  8. Interesting, I will have to think about that one a bit. Thanks for the info.

  9. Pops is right. God doesn't have a gender per se, being immaterial means that He would have no need for a gender, but is always properly referred to with the masculine gender. It is rank heresy to assume a secondary goddess figure and coupling to create. Christianity holds that God created the world and everything in it, including us, ex nihilo (something from nothing(

    I love the sacred defense from mormon soprano, a common tact to avoid dealing with issues head on.

  10. Wow... I had no idea the Encyclopedia of Mormonism spelled out the Heavenly Mother view so clearly. Since I have started studying Mormonism this particular view has appeared difficult to pin down and I didn't know for sure whether Mormons really believed this as described in such clear detail in this encyclopedia article you provided.

    I agree with pops and Arthur on the Christian view. God is a He, but is a spiritual being far above the baser elements of humanity. There is no marriage in heaven (Matt.22:29-30). God does not have a wife. There are things far better than sex to look forward to in heaven (I Cor. 2:9).

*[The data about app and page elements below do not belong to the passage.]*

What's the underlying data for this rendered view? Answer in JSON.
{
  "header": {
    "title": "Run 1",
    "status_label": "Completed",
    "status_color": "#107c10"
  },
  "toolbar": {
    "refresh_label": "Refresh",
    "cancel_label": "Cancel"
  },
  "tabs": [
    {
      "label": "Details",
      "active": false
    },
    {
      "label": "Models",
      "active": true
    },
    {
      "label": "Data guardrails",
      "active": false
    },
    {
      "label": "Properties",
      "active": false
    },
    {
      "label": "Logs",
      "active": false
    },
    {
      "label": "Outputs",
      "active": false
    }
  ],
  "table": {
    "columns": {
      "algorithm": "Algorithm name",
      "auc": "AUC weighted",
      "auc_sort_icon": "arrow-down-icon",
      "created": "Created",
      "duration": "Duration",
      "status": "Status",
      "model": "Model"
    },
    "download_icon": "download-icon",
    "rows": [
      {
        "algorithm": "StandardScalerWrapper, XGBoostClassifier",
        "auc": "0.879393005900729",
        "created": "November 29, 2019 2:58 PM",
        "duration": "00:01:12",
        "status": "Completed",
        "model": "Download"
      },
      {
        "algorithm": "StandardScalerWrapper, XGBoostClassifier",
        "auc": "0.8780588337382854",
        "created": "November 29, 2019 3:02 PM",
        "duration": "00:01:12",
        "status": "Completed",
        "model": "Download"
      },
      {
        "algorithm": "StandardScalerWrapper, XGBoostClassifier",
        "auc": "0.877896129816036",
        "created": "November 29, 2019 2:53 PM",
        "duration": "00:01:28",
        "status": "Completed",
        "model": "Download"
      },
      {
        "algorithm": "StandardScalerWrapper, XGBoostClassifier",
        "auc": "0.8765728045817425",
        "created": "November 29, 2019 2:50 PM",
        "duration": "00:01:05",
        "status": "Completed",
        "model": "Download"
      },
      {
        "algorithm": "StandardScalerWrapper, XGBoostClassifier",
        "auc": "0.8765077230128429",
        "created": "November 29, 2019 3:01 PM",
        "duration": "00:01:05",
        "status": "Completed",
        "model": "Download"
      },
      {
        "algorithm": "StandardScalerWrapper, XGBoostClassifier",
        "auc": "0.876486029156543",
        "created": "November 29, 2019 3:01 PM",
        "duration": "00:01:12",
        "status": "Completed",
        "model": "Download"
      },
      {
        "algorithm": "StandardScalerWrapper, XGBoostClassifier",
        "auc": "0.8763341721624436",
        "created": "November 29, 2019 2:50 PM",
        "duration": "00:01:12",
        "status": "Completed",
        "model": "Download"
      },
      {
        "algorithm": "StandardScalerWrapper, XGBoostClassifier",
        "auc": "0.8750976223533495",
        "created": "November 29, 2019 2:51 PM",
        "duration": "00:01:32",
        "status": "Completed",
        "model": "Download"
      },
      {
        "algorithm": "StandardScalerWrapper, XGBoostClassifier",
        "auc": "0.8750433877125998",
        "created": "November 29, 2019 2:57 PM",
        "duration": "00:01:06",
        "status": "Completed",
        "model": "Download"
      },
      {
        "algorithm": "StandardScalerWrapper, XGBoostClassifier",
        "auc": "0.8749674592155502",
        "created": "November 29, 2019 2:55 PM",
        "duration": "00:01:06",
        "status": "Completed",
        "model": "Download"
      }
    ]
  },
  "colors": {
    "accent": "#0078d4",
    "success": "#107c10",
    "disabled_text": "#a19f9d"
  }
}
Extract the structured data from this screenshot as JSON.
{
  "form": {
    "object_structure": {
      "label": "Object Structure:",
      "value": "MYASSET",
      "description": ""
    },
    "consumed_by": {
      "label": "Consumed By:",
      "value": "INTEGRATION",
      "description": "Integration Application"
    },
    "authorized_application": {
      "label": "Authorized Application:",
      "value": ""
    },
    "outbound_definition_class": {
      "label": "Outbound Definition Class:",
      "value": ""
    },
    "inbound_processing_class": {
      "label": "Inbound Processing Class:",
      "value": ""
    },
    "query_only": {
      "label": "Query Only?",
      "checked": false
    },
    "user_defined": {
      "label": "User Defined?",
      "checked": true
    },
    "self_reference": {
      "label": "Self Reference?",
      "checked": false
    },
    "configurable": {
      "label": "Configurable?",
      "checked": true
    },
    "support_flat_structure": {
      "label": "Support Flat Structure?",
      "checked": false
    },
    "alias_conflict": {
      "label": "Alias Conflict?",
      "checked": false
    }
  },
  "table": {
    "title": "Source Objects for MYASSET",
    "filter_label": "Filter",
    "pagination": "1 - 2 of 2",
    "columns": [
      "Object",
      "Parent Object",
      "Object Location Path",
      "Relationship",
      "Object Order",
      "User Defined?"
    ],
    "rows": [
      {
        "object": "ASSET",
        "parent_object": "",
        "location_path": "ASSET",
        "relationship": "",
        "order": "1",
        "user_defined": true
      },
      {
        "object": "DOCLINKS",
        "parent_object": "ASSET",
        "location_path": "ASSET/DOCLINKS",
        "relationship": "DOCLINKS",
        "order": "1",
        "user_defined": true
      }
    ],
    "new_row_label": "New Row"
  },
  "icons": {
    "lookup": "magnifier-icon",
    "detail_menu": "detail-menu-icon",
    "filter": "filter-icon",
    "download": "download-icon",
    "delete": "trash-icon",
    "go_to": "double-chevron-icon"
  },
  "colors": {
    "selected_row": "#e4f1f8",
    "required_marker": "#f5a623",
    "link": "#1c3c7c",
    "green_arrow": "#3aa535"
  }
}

    The Heavenly Mother view is associated with paganism. There is no Biblical support for this view - it is extremely shocking and heretical and I am still astonished that the Mormon encyclopedia so unapologetically defines this belief.